(ARY AND THE SECRET OF THE SEASONS is out now for all platforms. Distributor provided review copy.)
ARY is an example of just how far an inspired idea and tenacity can propel a project, even when ambition exceeds its grasp.
When I first fired up ARY AND THE SECRET OF THE SEASONS, I quickly realized how rough the finished game. Graphics would glitch out; missions would not activate, and the level of detail would randomly spaz out. It felt like an Early Access disaster in the making, except that it was the full release. Thankfully, I remained hooked due to the visual style and the supremely charming lead character, Ary.
A full month later, ARY has received two updates, and while these patches don’t fix everything, they’re a sign of future support.
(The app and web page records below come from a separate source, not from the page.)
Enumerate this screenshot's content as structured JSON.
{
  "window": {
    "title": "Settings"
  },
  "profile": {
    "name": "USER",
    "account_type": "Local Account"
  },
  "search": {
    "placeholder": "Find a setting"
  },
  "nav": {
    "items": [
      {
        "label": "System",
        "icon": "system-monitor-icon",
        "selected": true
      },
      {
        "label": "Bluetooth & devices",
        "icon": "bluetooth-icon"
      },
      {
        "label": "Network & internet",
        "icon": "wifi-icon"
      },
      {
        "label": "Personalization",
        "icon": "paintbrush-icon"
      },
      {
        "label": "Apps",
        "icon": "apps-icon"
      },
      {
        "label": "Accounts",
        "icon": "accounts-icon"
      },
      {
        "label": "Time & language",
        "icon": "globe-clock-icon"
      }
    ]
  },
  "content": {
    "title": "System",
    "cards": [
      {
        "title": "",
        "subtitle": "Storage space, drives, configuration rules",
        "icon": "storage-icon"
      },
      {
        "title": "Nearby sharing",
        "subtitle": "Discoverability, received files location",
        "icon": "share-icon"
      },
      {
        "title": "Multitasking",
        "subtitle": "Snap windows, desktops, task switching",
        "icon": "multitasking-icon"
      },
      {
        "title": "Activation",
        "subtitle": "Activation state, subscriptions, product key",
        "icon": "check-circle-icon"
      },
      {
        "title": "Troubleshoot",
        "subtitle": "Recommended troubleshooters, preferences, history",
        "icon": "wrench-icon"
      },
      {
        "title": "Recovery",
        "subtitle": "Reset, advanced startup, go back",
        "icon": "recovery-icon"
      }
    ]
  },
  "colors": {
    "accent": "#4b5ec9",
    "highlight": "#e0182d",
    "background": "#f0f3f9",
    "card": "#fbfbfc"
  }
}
Down the line, ARY will be an even better game. Right now, it’s a diamond in the rough, well worth its occasional stumbles.
Set in a world where anthropomorphic animals live hand-in-hand with humankind, ARY follows its namesake, a young girl born to a family of Guardians for the Seasons, as she sets out to solve the mystery threatening to destroy her world. On her journey, she encounters other guardians and gains new powers to aid her on the quest.
The plot is familiar but doesn’t feel like a retread. It borrows from other iconic franchises, most notably the LEGEND OF ZELDA series, yet the narrative always feels like its own thing. Thanks to charming animation in the story sequences and a lively voice cast that brings the game to life, Ary is a visual treat. The graphical style is hugely bright and colorful, reminiscent of games like WINDWAKER and ORACLE OF THE SEASONS. Even the mini-map is adorable with it’s old-school Nintendo styled interface.
Where the problems rear their ugly head is the technical presentation of things. The world is reasonably big but suffers from invisible walls and railroading. Even on a high-end PC, the game suffers from screen tearing and random crashes. Quest tracking will occasionally glitch so that missions stop working without reloading an older save. At one point, Ary’s character model started to grab onto walls so that I could climb nearly any obstacle with ease. Hitboxes don’t always connect, and combat feels like an afterthought entirely.
Even on a more general level, Ary feels unfinished. There’s a sense like some of this stuff has to be placeholders. While the graphics are pretty with their distinct design, the menus are cluttered and fussy. Like oddly phrased dialog that hangs like unfinished thoughts, even little things come become annoying when they repeat so often. Most side-quests are a variation of the same fetch quest, but not all of them lead to anything. NPC’s range from highly animated and verbal to completely static, making the world occasionally feel flat.
That probably has a lot to do with the scope of the game compared to the design team. There’s ambition, and there’s foolhardiness, and Ary feels more than often like the latter. It’s great that a developer wants to push for a new and unique 10 hour IP meant for the younger audience, but a shorter, more polished game would have also done the trick.
Yet even with these issues, none of which are minor, Ary is a joy to play when it works. The season shifting mechanic is a blast, allowing for some hugely inventive puzzles. Changing the landscape in portions from summer to mid-winter never gets old, and discovering new locations with each newfound power makes for a rewarding experience. There are four major dungeons to explore, one for each season, and the game makes the most of them.
The result is a game that reminds me of other smaller budget indie titles from my youth, which rarely, if ever, got the chance to update after their release. They remained half-finished products of great ambition that found fans to love them despite their many quirks and problems. As a jaded adult, it’s sometimes hard to remember that kind of joy in seeing something get made, even when it doesn’t work all the time. But ARY AND THE SECRET OF THE SEASONS is an excellent reminder of that.
It’s unfinished, often broken, but so filled with potential that you want to get swept away with it. Even when it crashes without explanation or the missions stop loading, or there’s a bug that makes you climb walls. You ignore them because the bigger picture is all that matters. Sometimes that’s enough.